Restate the listing below word for word; no picture is to be carried over.

▼▼▼

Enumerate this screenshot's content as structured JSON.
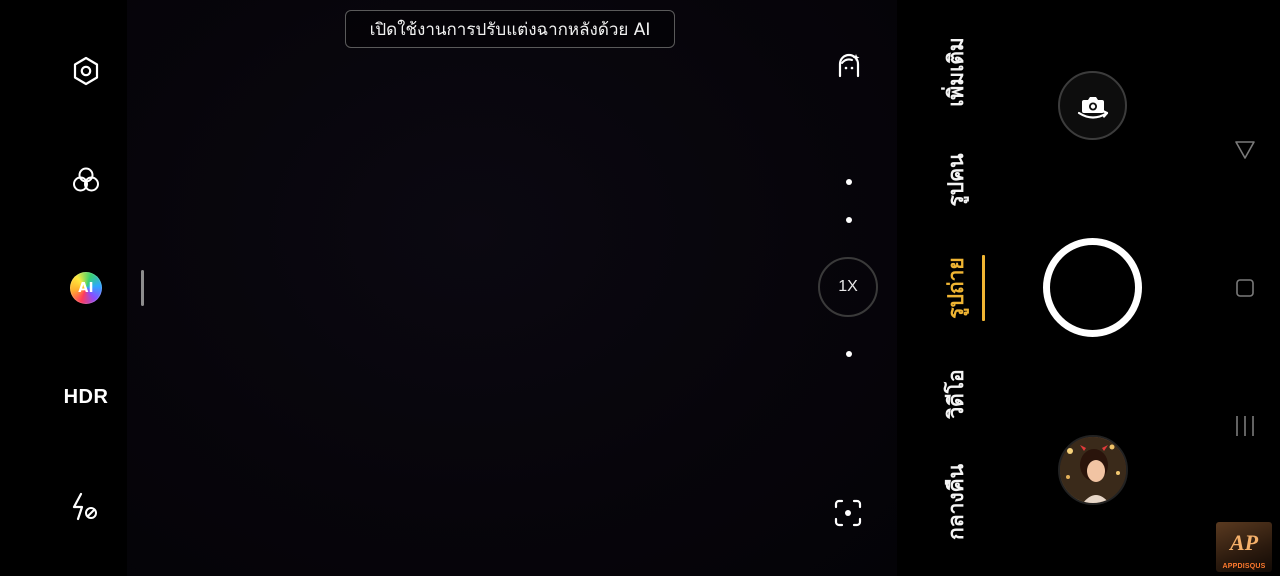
{
  "left_rail": {
    "settings": {
      "icon": "hexagon-settings-icon"
    },
    "filters": {
      "icon": "three-circles-filter-icon"
    },
    "ai": {
      "label": "AI",
      "icon": "ai-scene-icon"
    },
    "hdr": {
      "label": "HDR"
    },
    "flash": {
      "icon": "flash-off-icon"
    }
  },
  "banner": {
    "text": "เปิดใช้งานการปรับแต่งฉากหลังด้วย AI"
  },
  "viewfinder_controls": {
    "beauty": {
      "icon": "face-retouch-icon"
    },
    "zoom_label": "1X",
    "focus": {
      "icon": "focus-frame-icon"
    }
  },
  "modes": {
    "items": [
      {
        "label": "เพิ่มเติม",
        "active": false
      },
      {
        "label": "รูปคน",
        "active": false
      },
      {
        "label": "รูปถ่าย",
        "active": true
      },
      {
        "label": "วิดีโอ",
        "active": false
      },
      {
        "label": "กลางคืน",
        "active": false
      }
    ],
    "active_color": "#f0b533"
  },
  "controls": {
    "flip_camera": {
      "icon": "camera-flip-icon"
    },
    "shutter": {
      "icon": "shutter-button"
    },
    "gallery": {
      "icon": "gallery-thumbnail"
    }
  },
  "nav_bar": {
    "back": {
      "icon": "back-triangle-icon"
    },
    "home": {
      "icon": "home-square-icon"
    },
    "recents": {
      "icon": "recents-lines-icon"
    }
  },
  "watermark": {
    "text": "APPDISQUS"
  }
}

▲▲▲

WRITTEN ANSWER
Enumerate this screenshot's content as structured JSON.
{
  "left_rail": {
    "settings": {
      "icon": "hexagon-settings-icon"
    },
    "filters": {
      "icon": "three-circles-filter-icon"
    },
    "ai": {
      "label": "AI",
      "icon": "ai-scene-icon"
    },
    "hdr": {
      "label": "HDR"
    },
    "flash": {
      "icon": "flash-off-icon"
    }
  },
  "banner": {
    "text": "เปิดใช้งานการปรับแต่งฉากหลังด้วย AI"
  },
  "viewfinder_controls": {
    "beauty": {
      "icon": "face-retouch-icon"
    },
    "zoom_label": "1X",
    "focus": {
      "icon": "focus-frame-icon"
    }
  },
  "modes": {
    "items": [
      {
        "label": "เพิ่มเติม",
        "active": false
      },
      {
        "label": "รูปคน",
        "active": false
      },
      {
        "label": "รูปถ่าย",
        "active": true
      },
      {
        "label": "วิดีโอ",
        "active": false
      },
      {
        "label": "กลางคืน",
        "active": false
      }
    ],
    "active_color": "#f0b533"
  },
  "controls": {
    "flip_camera": {
      "icon": "camera-flip-icon"
    },
    "shutter": {
      "icon": "shutter-button"
    },
    "gallery": {
      "icon": "gallery-thumbnail"
    }
  },
  "nav_bar": {
    "back": {
      "icon": "back-triangle-icon"
    },
    "home": {
      "icon": "home-square-icon"
    },
    "recents": {
      "icon": "recents-lines-icon"
    }
  },
  "watermark": {
    "text": "APPDISQUS"
  }
}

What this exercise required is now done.